Records contained in a dataset

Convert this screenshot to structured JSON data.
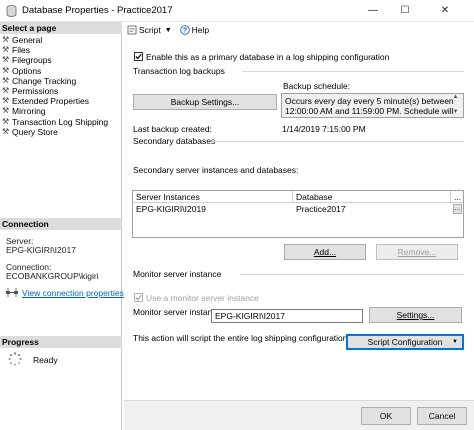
{
  "window": {
    "title": "Database Properties - Practice2017",
    "minimize": "—",
    "maximize": "☐",
    "close": "✕"
  },
  "left_pane": {
    "select_page_header": "Select a page",
    "pages": [
      {
        "label": "General",
        "icon": "wrench-icon"
      },
      {
        "label": "Files",
        "icon": "wrench-icon"
      },
      {
        "label": "Filegroups",
        "icon": "wrench-icon"
      },
      {
        "label": "Options",
        "icon": "wrench-icon"
      },
      {
        "label": "Change Tracking",
        "icon": "wrench-icon"
      },
      {
        "label": "Permissions",
        "icon": "wrench-icon"
      },
      {
        "label": "Extended Properties",
        "icon": "wrench-icon"
      },
      {
        "label": "Mirroring",
        "icon": "wrench-icon"
      },
      {
        "label": "Transaction Log Shipping",
        "icon": "wrench-icon",
        "selected": true
      },
      {
        "label": "Query Store",
        "icon": "wrench-icon"
      }
    ],
    "connection_header": "Connection",
    "server_label": "Server:",
    "server_value": "EPG-KIGIRI\\I2017",
    "connection_label": "Connection:",
    "connection_value": "ECOBANKGROUP\\kigiri",
    "view_connection_properties": "View connection properties",
    "progress_header": "Progress",
    "progress_status": "Ready"
  },
  "toolbar": {
    "script_label": "Script",
    "help_label": "Help"
  },
  "main": {
    "enable_primary_label": "Enable this as a primary database in a log shipping configuration",
    "enable_primary_checked": true,
    "transaction_log_backups": "Transaction log backups",
    "backup_schedule_label": "Backup schedule:",
    "backup_settings_button": "Backup Settings...",
    "backup_schedule_text": "Occurs every day every 5 minute(s) between 12:00:00 AM and 11:59:00 PM. Schedule will be",
    "last_backup_created_label": "Last backup created:",
    "last_backup_created_value": "1/14/2019 7:15:00 PM",
    "secondary_databases": "Secondary databases",
    "secondary_instances_label": "Secondary server instances and databases:",
    "grid": {
      "columns": [
        "Server Instances",
        "Database",
        "..."
      ],
      "rows": [
        {
          "server": "EPG-KIGIRI\\I2019",
          "database": "Practice2017"
        }
      ]
    },
    "add_button": "Add...",
    "remove_button": "Remove...",
    "monitor_server_instance": "Monitor server instance",
    "use_monitor_label": "Use a monitor server instance",
    "use_monitor_checked": true,
    "monitor_server_instance_label": "Monitor server instance",
    "monitor_server_value": "EPG-KIGIRI\\I2017",
    "settings_button": "Settings...",
    "script_note": "This action will script the entire log shipping configuration.",
    "script_configuration_button": "Script Configuration"
  },
  "footer": {
    "ok_button": "OK",
    "cancel_button": "Cancel"
  },
  "colors": {
    "accent": "#0078d7",
    "link": "#0066cc",
    "header_bg": "#dcdcdc"
  }
}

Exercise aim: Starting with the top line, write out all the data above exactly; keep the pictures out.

Solution for this exercise:
Convert this screenshot to structured JSON data.
{
  "window": {
    "title": "Database Properties - Practice2017",
    "minimize": "—",
    "maximize": "☐",
    "close": "✕"
  },
  "left_pane": {
    "select_page_header": "Select a page",
    "pages": [
      {
        "label": "General",
        "icon": "wrench-icon"
      },
      {
        "label": "Files",
        "icon": "wrench-icon"
      },
      {
        "label": "Filegroups",
        "icon": "wrench-icon"
      },
      {
        "label": "Options",
        "icon": "wrench-icon"
      },
      {
        "label": "Change Tracking",
        "icon": "wrench-icon"
      },
      {
        "label": "Permissions",
        "icon": "wrench-icon"
      },
      {
        "label": "Extended Properties",
        "icon": "wrench-icon"
      },
      {
        "label": "Mirroring",
        "icon": "wrench-icon"
      },
      {
        "label": "Transaction Log Shipping",
        "icon": "wrench-icon",
        "selected": true
      },
      {
        "label": "Query Store",
        "icon": "wrench-icon"
      }
    ],
    "connection_header": "Connection",
    "server_label": "Server:",
    "server_value": "EPG-KIGIRI\\I2017",
    "connection_label": "Connection:",
    "connection_value": "ECOBANKGROUP\\kigiri",
    "view_connection_properties": "View connection properties",
    "progress_header": "Progress",
    "progress_status": "Ready"
  },
  "toolbar": {
    "script_label": "Script",
    "help_label": "Help"
  },
  "main": {
    "enable_primary_label": "Enable this as a primary database in a log shipping configuration",
    "enable_primary_checked": true,
    "transaction_log_backups": "Transaction log backups",
    "backup_schedule_label": "Backup schedule:",
    "backup_settings_button": "Backup Settings...",
    "backup_schedule_text": "Occurs every day every 5 minute(s) between 12:00:00 AM and 11:59:00 PM. Schedule will be",
    "last_backup_created_label": "Last backup created:",
    "last_backup_created_value": "1/14/2019 7:15:00 PM",
    "secondary_databases": "Secondary databases",
    "secondary_instances_label": "Secondary server instances and databases:",
    "grid": {
      "columns": [
        "Server Instances",
        "Database",
        "..."
      ],
      "rows": [
        {
          "server": "EPG-KIGIRI\\I2019",
          "database": "Practice2017"
        }
      ]
    },
    "add_button": "Add...",
    "remove_button": "Remove...",
    "monitor_server_instance": "Monitor server instance",
    "use_monitor_label": "Use a monitor server instance",
    "use_monitor_checked": true,
    "monitor_server_instance_label": "Monitor server instance",
    "monitor_server_value": "EPG-KIGIRI\\I2017",
    "settings_button": "Settings...",
    "script_note": "This action will script the entire log shipping configuration.",
    "script_configuration_button": "Script Configuration"
  },
  "footer": {
    "ok_button": "OK",
    "cancel_button": "Cancel"
  },
  "colors": {
    "accent": "#0078d7",
    "link": "#0066cc",
    "header_bg": "#dcdcdc"
  }
}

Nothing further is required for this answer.